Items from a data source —
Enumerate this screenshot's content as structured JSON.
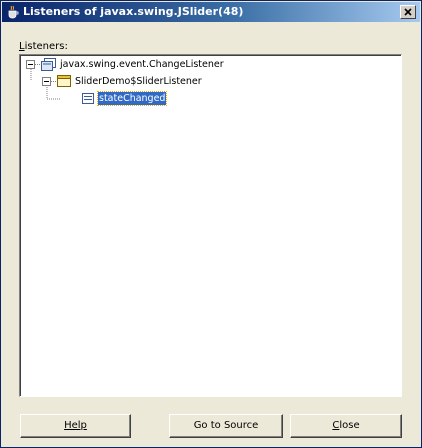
{
  "window": {
    "title": "Listeners of javax.swing.JSlider(48)",
    "title_icon": "java-cup-icon",
    "close_glyph": "x"
  },
  "listeners_label": "Listeners:",
  "tree": [
    {
      "label": "javax.swing.event.ChangeListener",
      "icon": "interface-icon",
      "expanded": true,
      "selected": false
    },
    {
      "label": "SliderDemo$SliderListener",
      "icon": "class-icon",
      "expanded": true,
      "selected": false
    },
    {
      "label": "stateChanged",
      "icon": "method-icon",
      "expanded": false,
      "selected": true
    }
  ],
  "buttons": {
    "help": "Help",
    "go_to_source": "Go to Source",
    "close": "Close"
  },
  "colors": {
    "titlebar_start": "#0a246a",
    "titlebar_end": "#a6caf0",
    "selection": "#316ac5",
    "dialog_bg": "#ece9d8"
  }
}
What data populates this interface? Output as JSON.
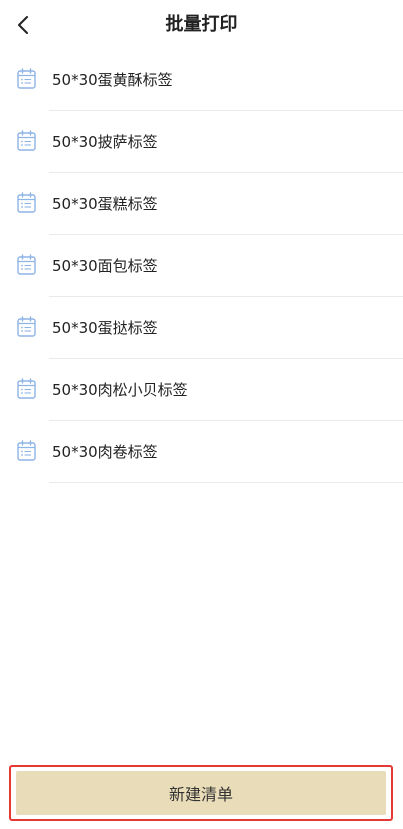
{
  "header": {
    "title": "批量打印",
    "back_icon": "chevron-left-icon"
  },
  "list": {
    "item_icon": "calendar-list-icon",
    "icon_color": "#8fb4e6",
    "items": [
      {
        "label": "50*30蛋黄酥标签"
      },
      {
        "label": "50*30披萨标签"
      },
      {
        "label": "50*30蛋糕标签"
      },
      {
        "label": "50*30面包标签"
      },
      {
        "label": "50*30蛋挞标签"
      },
      {
        "label": "50*30肉松小贝标签"
      },
      {
        "label": "50*30肉卷标签"
      }
    ]
  },
  "footer": {
    "new_list_label": "新建清单",
    "button_color": "#e9dcb9",
    "highlight_color": "#e53935"
  }
}
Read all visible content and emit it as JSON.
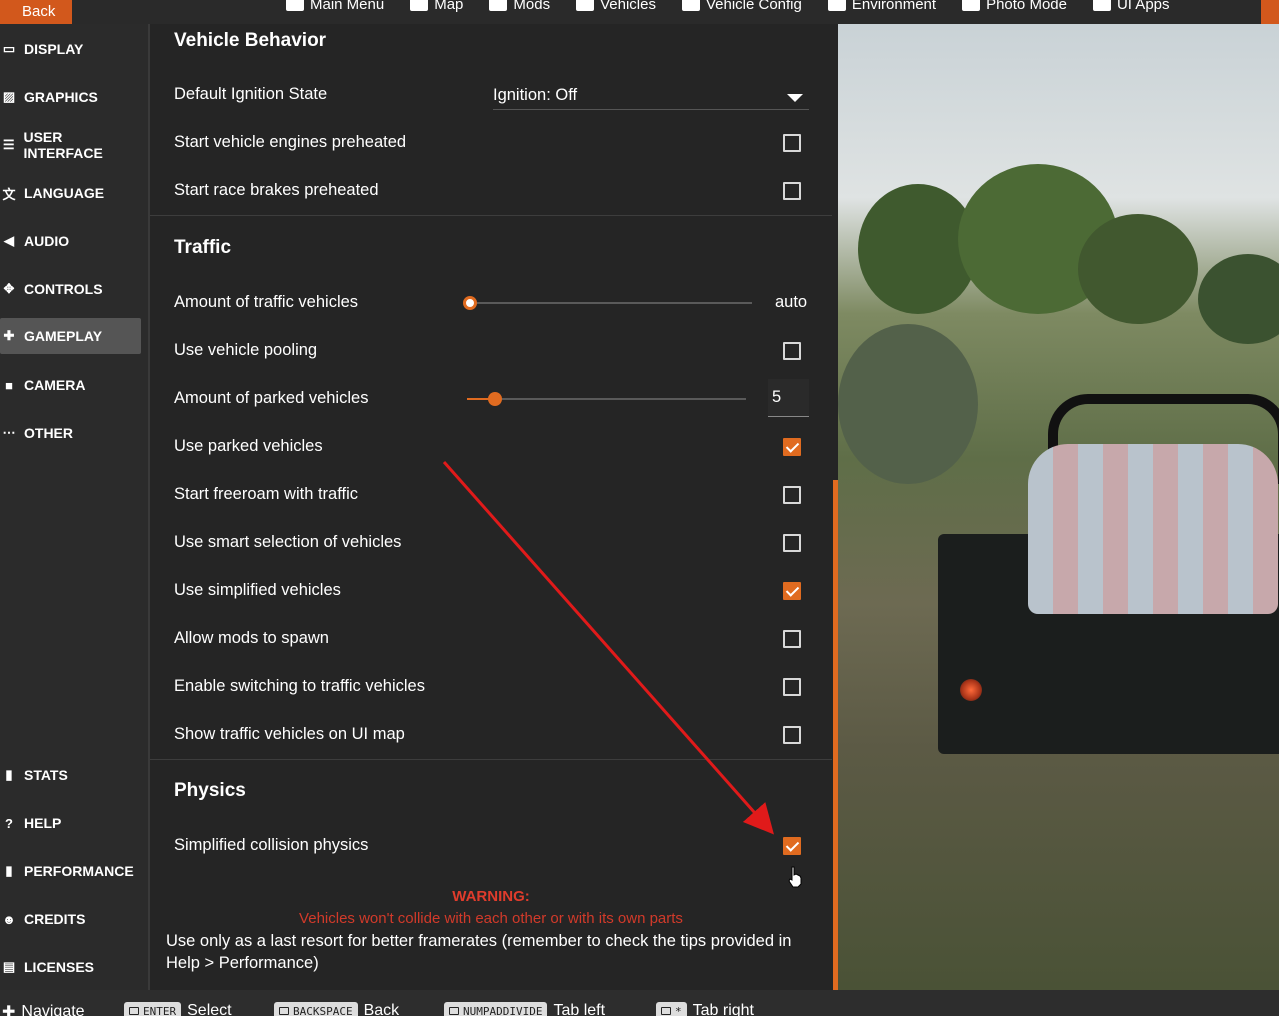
{
  "topbar": {
    "back_label": "Back",
    "items": [
      {
        "label": "Main Menu",
        "icon": "main-menu-icon"
      },
      {
        "label": "Map",
        "icon": "map-icon"
      },
      {
        "label": "Mods",
        "icon": "puzzle-icon"
      },
      {
        "label": "Vehicles",
        "icon": "car-icon"
      },
      {
        "label": "Vehicle Config",
        "icon": "vehicle-config-icon"
      },
      {
        "label": "Environment",
        "icon": "weather-icon"
      },
      {
        "label": "Photo Mode",
        "icon": "camera-icon"
      },
      {
        "label": "UI Apps",
        "icon": "ui-apps-icon"
      }
    ]
  },
  "sidebar": {
    "items": [
      {
        "label": "DISPLAY",
        "icon": "monitor-icon",
        "active": false
      },
      {
        "label": "GRAPHICS",
        "icon": "image-icon",
        "active": false
      },
      {
        "label": "USER INTERFACE",
        "icon": "ui-icon",
        "active": false
      },
      {
        "label": "LANGUAGE",
        "icon": "translate-icon",
        "active": false
      },
      {
        "label": "AUDIO",
        "icon": "speaker-icon",
        "active": false
      },
      {
        "label": "CONTROLS",
        "icon": "gamepad-icon",
        "active": false
      },
      {
        "label": "GAMEPLAY",
        "icon": "puzzle-icon",
        "active": true
      },
      {
        "label": "CAMERA",
        "icon": "video-camera-icon",
        "active": false
      },
      {
        "label": "OTHER",
        "icon": "more-icon",
        "active": false
      }
    ],
    "bottom_items": [
      {
        "label": "STATS",
        "icon": "bar-chart-icon"
      },
      {
        "label": "HELP",
        "icon": "help-icon"
      },
      {
        "label": "PERFORMANCE",
        "icon": "bar-chart-icon"
      },
      {
        "label": "CREDITS",
        "icon": "people-icon"
      },
      {
        "label": "LICENSES",
        "icon": "document-icon"
      }
    ]
  },
  "vehicle_behavior": {
    "title": "Vehicle Behavior",
    "ignition_label": "Default Ignition State",
    "ignition_value": "Ignition: Off",
    "engines_preheated_label": "Start vehicle engines preheated",
    "engines_preheated": false,
    "brakes_preheated_label": "Start race brakes preheated",
    "brakes_preheated": false
  },
  "traffic": {
    "title": "Traffic",
    "amount_label": "Amount of traffic vehicles",
    "amount_value": "auto",
    "amount_fraction": 0.0,
    "pooling_label": "Use vehicle pooling",
    "pooling": false,
    "parked_amount_label": "Amount of parked vehicles",
    "parked_amount_value": "5",
    "parked_amount_fraction": 0.1,
    "use_parked_label": "Use parked vehicles",
    "use_parked": true,
    "freeroam_label": "Start freeroam with traffic",
    "freeroam": false,
    "smart_selection_label": "Use smart selection of vehicles",
    "smart_selection": false,
    "simplified_label": "Use simplified vehicles",
    "simplified": true,
    "mods_spawn_label": "Allow mods to spawn",
    "mods_spawn": false,
    "switching_label": "Enable switching to traffic vehicles",
    "switching": false,
    "show_on_map_label": "Show traffic vehicles on UI map",
    "show_on_map": false
  },
  "physics": {
    "title": "Physics",
    "collision_label": "Simplified collision physics",
    "collision": true,
    "warning_title": "WARNING:",
    "warning_text": "Vehicles won't collide with each other or with its own parts",
    "info_text": "Use only as a last resort for better framerates (remember to check the tips provided in Help > Performance)"
  },
  "bottombar": {
    "hints": [
      {
        "key": "",
        "label": "Navigate"
      },
      {
        "key": "ENTER",
        "label": "Select"
      },
      {
        "key": "BACKSPACE",
        "label": "Back"
      },
      {
        "key": "NUMPADDIVIDE",
        "label": "Tab left"
      },
      {
        "key": "*",
        "label": "Tab right"
      }
    ]
  },
  "colors": {
    "accent": "#e06b20",
    "warning": "#e03c2c",
    "annotation_arrow": "#e01a1a"
  }
}
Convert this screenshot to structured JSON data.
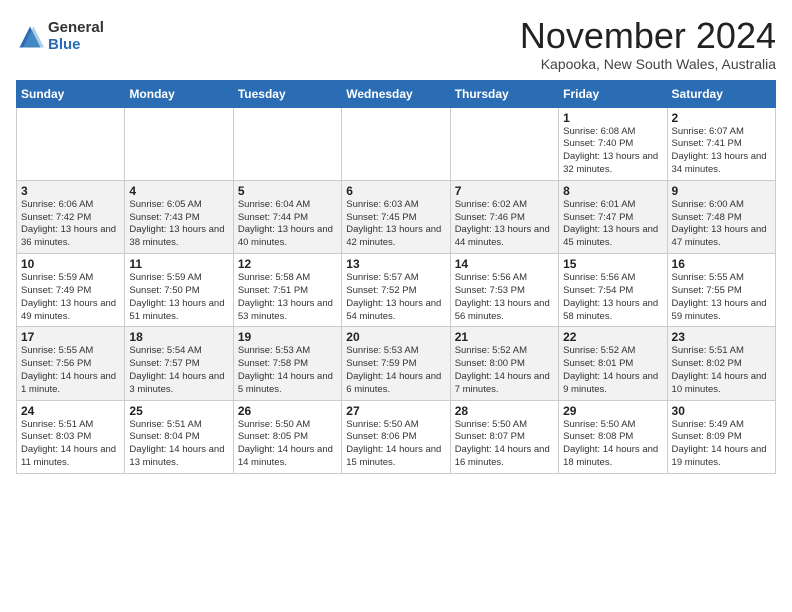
{
  "header": {
    "logo_general": "General",
    "logo_blue": "Blue",
    "month_title": "November 2024",
    "location": "Kapooka, New South Wales, Australia"
  },
  "weekdays": [
    "Sunday",
    "Monday",
    "Tuesday",
    "Wednesday",
    "Thursday",
    "Friday",
    "Saturday"
  ],
  "weeks": [
    [
      {
        "day": "",
        "info": ""
      },
      {
        "day": "",
        "info": ""
      },
      {
        "day": "",
        "info": ""
      },
      {
        "day": "",
        "info": ""
      },
      {
        "day": "",
        "info": ""
      },
      {
        "day": "1",
        "info": "Sunrise: 6:08 AM\nSunset: 7:40 PM\nDaylight: 13 hours\nand 32 minutes."
      },
      {
        "day": "2",
        "info": "Sunrise: 6:07 AM\nSunset: 7:41 PM\nDaylight: 13 hours\nand 34 minutes."
      }
    ],
    [
      {
        "day": "3",
        "info": "Sunrise: 6:06 AM\nSunset: 7:42 PM\nDaylight: 13 hours\nand 36 minutes."
      },
      {
        "day": "4",
        "info": "Sunrise: 6:05 AM\nSunset: 7:43 PM\nDaylight: 13 hours\nand 38 minutes."
      },
      {
        "day": "5",
        "info": "Sunrise: 6:04 AM\nSunset: 7:44 PM\nDaylight: 13 hours\nand 40 minutes."
      },
      {
        "day": "6",
        "info": "Sunrise: 6:03 AM\nSunset: 7:45 PM\nDaylight: 13 hours\nand 42 minutes."
      },
      {
        "day": "7",
        "info": "Sunrise: 6:02 AM\nSunset: 7:46 PM\nDaylight: 13 hours\nand 44 minutes."
      },
      {
        "day": "8",
        "info": "Sunrise: 6:01 AM\nSunset: 7:47 PM\nDaylight: 13 hours\nand 45 minutes."
      },
      {
        "day": "9",
        "info": "Sunrise: 6:00 AM\nSunset: 7:48 PM\nDaylight: 13 hours\nand 47 minutes."
      }
    ],
    [
      {
        "day": "10",
        "info": "Sunrise: 5:59 AM\nSunset: 7:49 PM\nDaylight: 13 hours\nand 49 minutes."
      },
      {
        "day": "11",
        "info": "Sunrise: 5:59 AM\nSunset: 7:50 PM\nDaylight: 13 hours\nand 51 minutes."
      },
      {
        "day": "12",
        "info": "Sunrise: 5:58 AM\nSunset: 7:51 PM\nDaylight: 13 hours\nand 53 minutes."
      },
      {
        "day": "13",
        "info": "Sunrise: 5:57 AM\nSunset: 7:52 PM\nDaylight: 13 hours\nand 54 minutes."
      },
      {
        "day": "14",
        "info": "Sunrise: 5:56 AM\nSunset: 7:53 PM\nDaylight: 13 hours\nand 56 minutes."
      },
      {
        "day": "15",
        "info": "Sunrise: 5:56 AM\nSunset: 7:54 PM\nDaylight: 13 hours\nand 58 minutes."
      },
      {
        "day": "16",
        "info": "Sunrise: 5:55 AM\nSunset: 7:55 PM\nDaylight: 13 hours\nand 59 minutes."
      }
    ],
    [
      {
        "day": "17",
        "info": "Sunrise: 5:55 AM\nSunset: 7:56 PM\nDaylight: 14 hours\nand 1 minute."
      },
      {
        "day": "18",
        "info": "Sunrise: 5:54 AM\nSunset: 7:57 PM\nDaylight: 14 hours\nand 3 minutes."
      },
      {
        "day": "19",
        "info": "Sunrise: 5:53 AM\nSunset: 7:58 PM\nDaylight: 14 hours\nand 5 minutes."
      },
      {
        "day": "20",
        "info": "Sunrise: 5:53 AM\nSunset: 7:59 PM\nDaylight: 14 hours\nand 6 minutes."
      },
      {
        "day": "21",
        "info": "Sunrise: 5:52 AM\nSunset: 8:00 PM\nDaylight: 14 hours\nand 7 minutes."
      },
      {
        "day": "22",
        "info": "Sunrise: 5:52 AM\nSunset: 8:01 PM\nDaylight: 14 hours\nand 9 minutes."
      },
      {
        "day": "23",
        "info": "Sunrise: 5:51 AM\nSunset: 8:02 PM\nDaylight: 14 hours\nand 10 minutes."
      }
    ],
    [
      {
        "day": "24",
        "info": "Sunrise: 5:51 AM\nSunset: 8:03 PM\nDaylight: 14 hours\nand 11 minutes."
      },
      {
        "day": "25",
        "info": "Sunrise: 5:51 AM\nSunset: 8:04 PM\nDaylight: 14 hours\nand 13 minutes."
      },
      {
        "day": "26",
        "info": "Sunrise: 5:50 AM\nSunset: 8:05 PM\nDaylight: 14 hours\nand 14 minutes."
      },
      {
        "day": "27",
        "info": "Sunrise: 5:50 AM\nSunset: 8:06 PM\nDaylight: 14 hours\nand 15 minutes."
      },
      {
        "day": "28",
        "info": "Sunrise: 5:50 AM\nSunset: 8:07 PM\nDaylight: 14 hours\nand 16 minutes."
      },
      {
        "day": "29",
        "info": "Sunrise: 5:50 AM\nSunset: 8:08 PM\nDaylight: 14 hours\nand 18 minutes."
      },
      {
        "day": "30",
        "info": "Sunrise: 5:49 AM\nSunset: 8:09 PM\nDaylight: 14 hours\nand 19 minutes."
      }
    ]
  ]
}
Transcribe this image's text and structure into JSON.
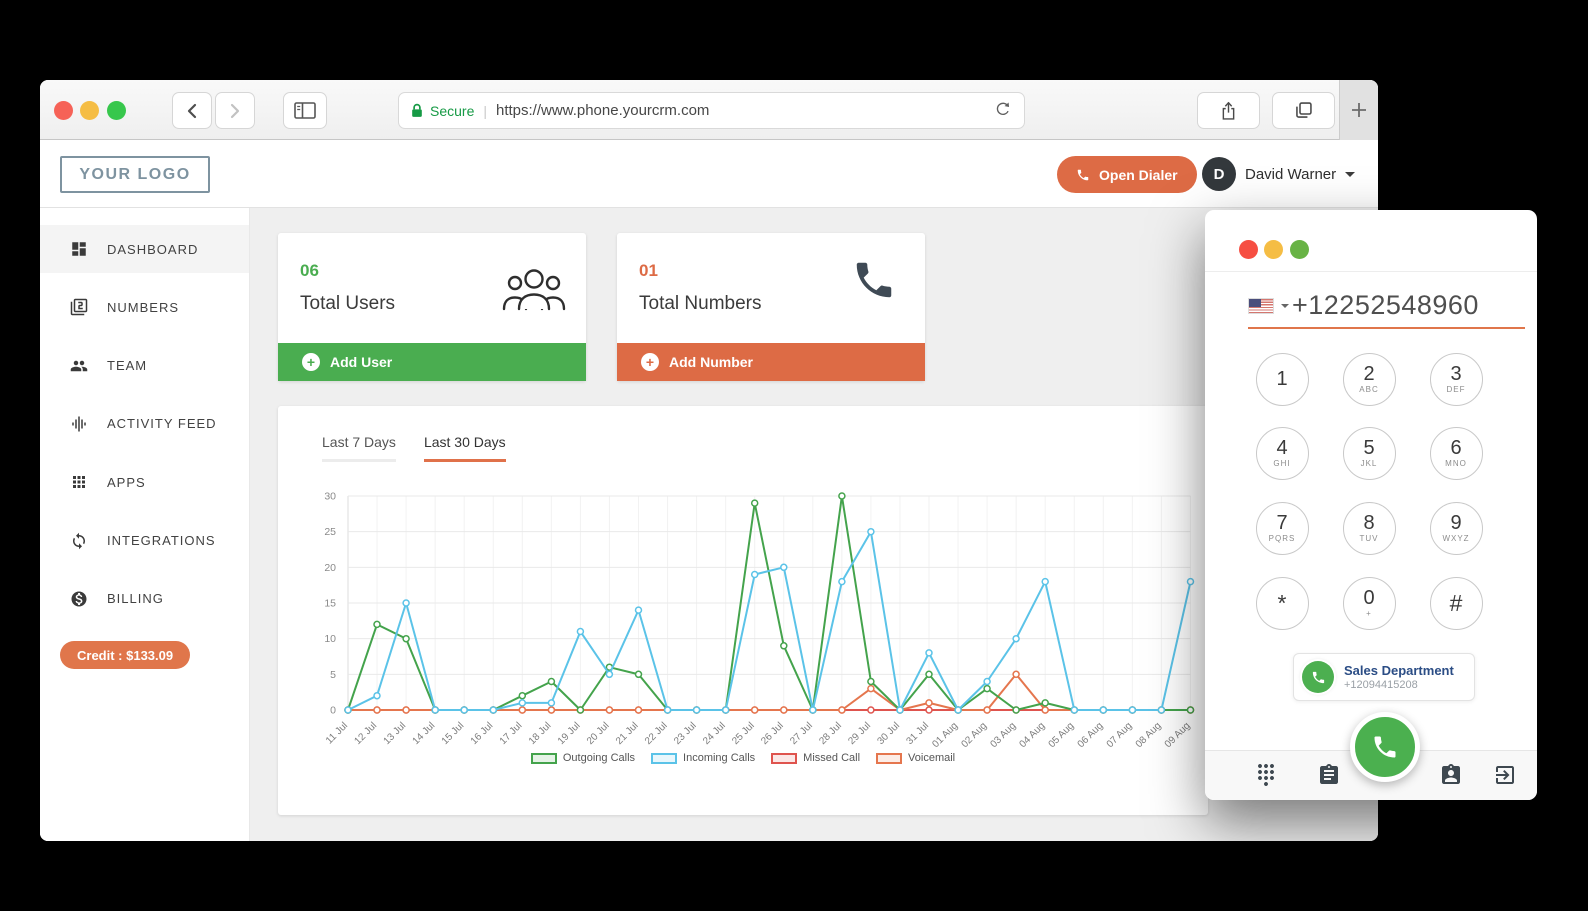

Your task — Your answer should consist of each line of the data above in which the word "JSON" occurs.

Answer section —
Enumerate this screenshot's content as structured JSON.
What data populates this interface? Output as JSON.
Read all visible content and emit it as JSON.
Convert this screenshot to structured JSON data.
Transcribe this image's text and structure into JSON.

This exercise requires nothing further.